One such team combines the likes of one faculty member and three talented students who talk a big game, Duncan Besch ’22 is confident in his teammates Kyle Kim ’22, Evan Howley ’22, and history teacher Rich Heffron. Besch said, “One word: chemistry. Evan, Kyle, Mr. Heffron, and I came out of the womb knowing we would win this tournament. We can rebound, we can defend, we can shoot, and we will look great doing it. There really is no competition.” Howley, more humbly competitive than Besch, said, “There’s nothing better than being able to have fun and play for charity among your friends and teachers.”

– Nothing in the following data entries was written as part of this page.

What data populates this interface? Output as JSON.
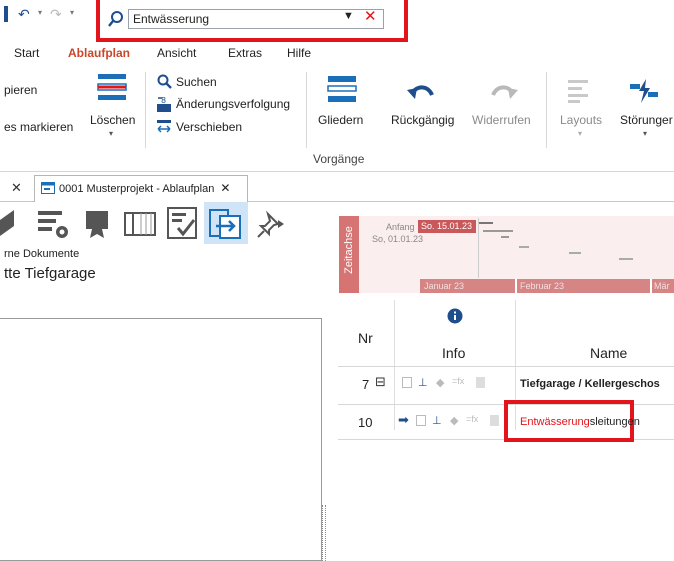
{
  "search": {
    "value": "Entwässerung"
  },
  "menu": [
    "Start",
    "Ablaufplan",
    "Ansicht",
    "Extras",
    "Hilfe"
  ],
  "ribbon": {
    "kopieren": "pieren",
    "markieren": "es markieren",
    "loeschen": "Löschen",
    "suchen": "Suchen",
    "aenderung": "Änderungsverfolgung",
    "verschieben": "Verschieben",
    "gliedern": "Gliedern",
    "rueckgaengig": "Rückgängig",
    "widerrufen": "Widerrufen",
    "layouts": "Layouts",
    "stoerungen": "Störunger",
    "group": "Vorgänge"
  },
  "tab": {
    "title": "0001 Musterprojekt - Ablaufplan"
  },
  "left": {
    "docs": "rne Dokumente",
    "title": "tte Tiefgarage"
  },
  "timeline": {
    "label": "Zeitachse",
    "anfang": "Anfang",
    "start_date": "So. 15.01.23",
    "so_date": "So, 01.01.23",
    "januar": "Januar 23",
    "februar": "Februar 23",
    "maerz": "Mär"
  },
  "table": {
    "col_nr": "Nr",
    "col_info": "Info",
    "col_name": "Name",
    "rows": [
      {
        "nr": "7",
        "name": "Tiefgarage / Kellergeschos"
      },
      {
        "nr": "10",
        "name_hl": "Entwässerung",
        "name_rest": "sleitungen"
      }
    ]
  }
}
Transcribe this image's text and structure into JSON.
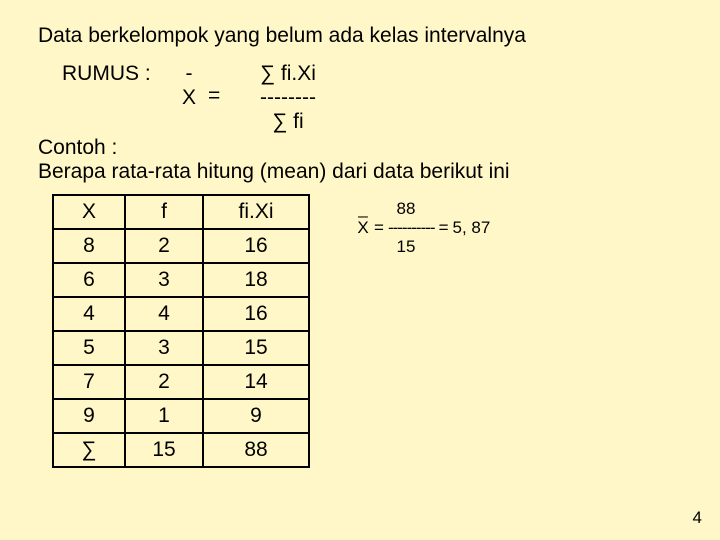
{
  "title": "Data berkelompok yang belum ada kelas intervalnya",
  "rumus_label": "RUMUS :",
  "minus": "-",
  "xbar_x": "X",
  "equals": "=",
  "frac_top": "∑ fi.Xi",
  "frac_mid": "--------",
  "frac_bot": "∑ fi",
  "contoh_label": "Contoh :",
  "contoh_text": "Berapa rata-rata hitung (mean) dari data berikut ini",
  "table": {
    "headers": [
      "X",
      "f",
      "fi.Xi"
    ],
    "rows": [
      [
        "8",
        "2",
        "16"
      ],
      [
        "6",
        "3",
        "18"
      ],
      [
        "4",
        "4",
        "16"
      ],
      [
        "5",
        "3",
        "15"
      ],
      [
        "7",
        "2",
        "14"
      ],
      [
        "9",
        "1",
        "9"
      ]
    ],
    "sum_label": "∑",
    "sum_f": "15",
    "sum_fx": "88"
  },
  "calc": {
    "bar": "_",
    "x": "X",
    "eq": "=",
    "num": "88",
    "dash": "----------",
    "den": "15",
    "eq2": "=",
    "result": "5, 87"
  },
  "page": "4"
}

Of course, the reigning 2019 champions, a team composed of faculty members Steve Fowler, JD Bennett, Kristen Pixler, and AJ Gray ’20, have a title to defend. Fowler said, “The Dream Team I was part of (obviously on par with the 1992 United States men’s Olympic basketball team of the same name) was actually called “Two Turntables and a Microphone.” We’re going to have to reload that fourth roster spot since AJ had the audacity to graduate and move on rather than regrade a few times to stick around for our championship defense, but we’re confident that the opportunity to join the clearly superior squad will spark plenty of interest.”
Tongue-in-cheek trash talk aside, Fowler echoes Howley’s sentiments on the true value of the last Lauren Grady basketball tournament: “It was great to see faculty, faculty families, and students together for a good cause, and regardless of who won or lost any given game, sportsmanship and smiles were all around.”
Ultimately, this tournament gives the community a chance to go head-to-head for that good cause. Bennett, dean of curricular innovation and director of Springboard, put it best when he said, “I enjoy playing, but winning or losing is wholly secondary to being a part of the festival-like atmosphere, gathering for a good cause, and seeing the community at its best.”